|Feb 2013: South Africa|
Doctors and Nurses join forces to address public health crises
Following recent media reports and government’s internal investigations into the country’s healthcare system, both SAMA and DENOSA met in Pretoria on Thursday 07 February 2013 to pave a way forward. Reports on alarming incidents at our hospitals are now appearing almost on a daily basis and are no doubt having a huge negative impact on the morale of health professionals who work at these facilities.
Most recent of these was yesterday’s report in the Sowetan on the death of more than 530 patients at Mankweng hospital in Limpopo within a space of four months. There has also been The Times expose of R1.4 billion reported to have been mismanaged by the Department of Health in the Eastern Cape. And then, of course, there were the many reports on the death of four babies at George Masebe hospital early this year and the subsequent march by the community to the hospital on Tuesday.
This also includes both the non-payment of health workers by the Gauteng’s Provincial Department of Health for the month of January as well as non-payment of R191 million worth of accruals by the Eastern Cape provincial department which date as far back as 2007.
Both organisations met and agreed that these unfortunate events have soured the relationship between healthcare professionals and communities, and that they will potentially overshadow the great strides that the Department of Health has made in bringing new changes and improvements in the country’s health sector. These have included the appointment of new CEOs and the positive impact from the expansion of the roll-out of ARVs and positive impact thereof.
With these latest developments in mind, both parties requested a meeting with the Minister of Health Dr Aaron Motsoaledi yesterday, as a matter of urgency, to look into these issues of concern as organisations representing health workers and to pave the way forward. Of major concern is that these incidents have damaged the relationship between health professionals and members of the communities who believe that the professionals are to blame for all the problems at the facilities.
It is our honest view that the problems only surfacing now in our health system are the symptoms of a bigger problem with the country’s healthcare system, doctors and nurses merely being the faces of this system.
These incidents point to the lack of a generally positive practice environment in our public health centres, which governments around the world should be committed to. In the South African case, almost all the eight pillars that make up the support of a Positive Practice Environment (PPE) in healthcare facilities are conspicuously absent, namely:
- Safety: Lacking security measures at health facilities affect both patients and workers, which is not a conducive environment.
- Supplies: The efficiency of depots needs to complement hospitals.
- Resources: Many hospitals operate without sufficient essential resources.
- Payment: Staff often has to stage some form of protests for payment.
- Education: Prior to the newly-formed Academy for CEOs, there were not too many opportunities for other management tiers.
- Support: There is not enough support for members to develop within their work areas.
- Equipment: Poor standard of infrastructure remains a challenge, which makes it even more difficult to cope with the number of patients who are served.
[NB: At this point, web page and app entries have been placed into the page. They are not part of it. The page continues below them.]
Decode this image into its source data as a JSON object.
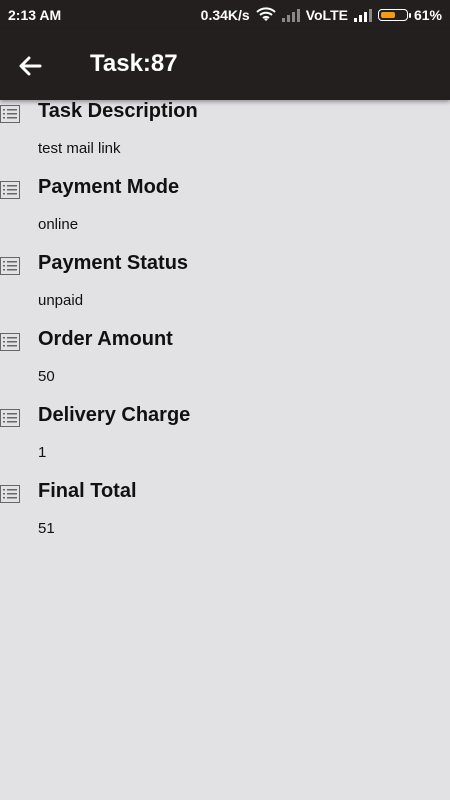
{
  "status_bar": {
    "time": "2:13 AM",
    "network_speed": "0.34K/s",
    "network_type": "VoLTE",
    "battery_percent": "61%",
    "battery_level": 0.61,
    "icons": [
      "wifi-icon",
      "signal-icon",
      "signal-icon",
      "battery-icon"
    ]
  },
  "app_bar": {
    "title": "Task:87",
    "back_icon": "arrow-left-icon"
  },
  "details": [
    {
      "label": "Task Description",
      "value": "test mail link"
    },
    {
      "label": "Payment Mode",
      "value": "online"
    },
    {
      "label": "Payment Status",
      "value": "unpaid"
    },
    {
      "label": "Order Amount",
      "value": "50"
    },
    {
      "label": "Delivery Charge",
      "value": "1"
    },
    {
      "label": "Final Total",
      "value": "51"
    }
  ],
  "colors": {
    "app_bar": "#231f1f",
    "background": "#e2e2e5",
    "battery_fill": "#f39c12"
  }
}
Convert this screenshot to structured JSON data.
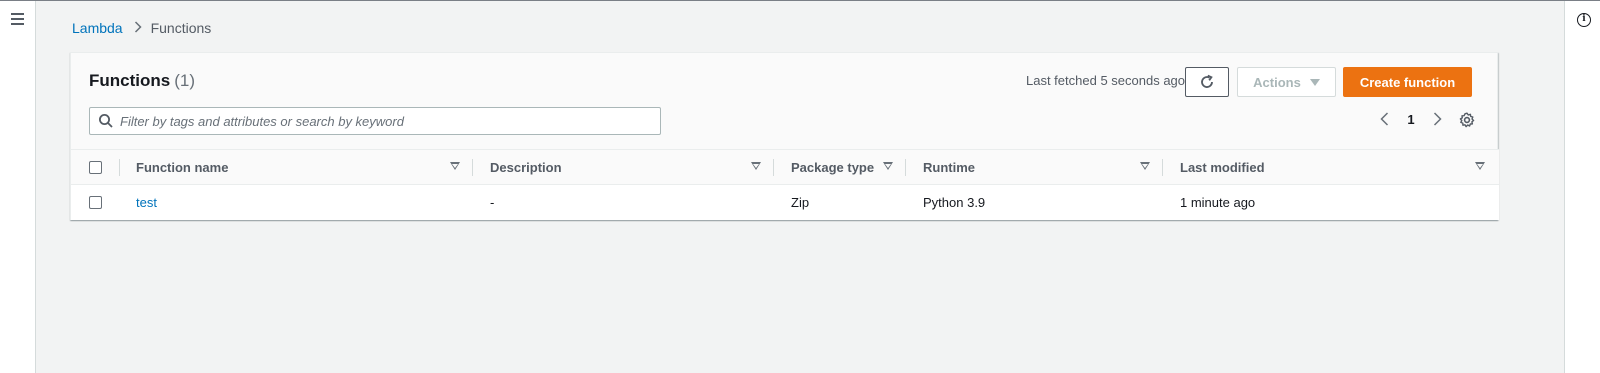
{
  "breadcrumb": {
    "root": "Lambda",
    "separator": ">",
    "current": "Functions"
  },
  "panel": {
    "title": "Functions",
    "count": "(1)",
    "last_fetched": "Last fetched 5 seconds ago",
    "actions_label": "Actions",
    "create_label": "Create function",
    "search_placeholder": "Filter by tags and attributes or search by keyword",
    "page": "1"
  },
  "table": {
    "columns": [
      "Function name",
      "Description",
      "Package type",
      "Runtime",
      "Last modified"
    ],
    "rows": [
      {
        "name": "test",
        "description": "-",
        "package_type": "Zip",
        "runtime": "Python 3.9",
        "last_modified": "1 minute ago"
      }
    ]
  },
  "colors": {
    "link": "#0073bb",
    "primary": "#ec7211",
    "background": "#f2f3f3"
  },
  "icons": [
    "menu-icon",
    "info-icon",
    "refresh-icon",
    "caret-down-icon",
    "search-icon",
    "chevron-left-icon",
    "chevron-right-icon",
    "gear-icon",
    "sort-caret-icon"
  ]
}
- Respect: generally, the lack of conducive environment for health workers affects negatively the manner professionals respect the profession.
Our reading of the situation is that the health system is overwhelmed by the little and decaying resources that it has, and this is compounded by the increasing population figures where both nurse-to-patient and doctor-to-patient ratios are excessively high – not to mention the rising burden of disease factor. These are all taking their toll on the morale of fellow health workers.
– Campaign for a Positive Practice Environment (PPE)
As a way forward, both organisations have agreed to work together by embarking on a campaign where all fellow health workers will be calling for a positive practice environment in our healthcare facilities. We believe that having a PPE in place will prepare the ground for implementation of the NHI, and will minimise the many medical-related litigation of negligence that fellow health workers face, and will make the health profession attractive once more.
Occupational Health and Safety will represent the first round of the campaign during which both parties and any interested stakeholders will join forces in calling for both physical and clinical safety in our facilities, regardless of their location.
Details on the roll-out of the campaign will be communicated with the media once it is concluded, and the campaign will be based solely on restoring the image of the healthcare profession.
Conclusion: Public expectations are high, but the system can’t meet them.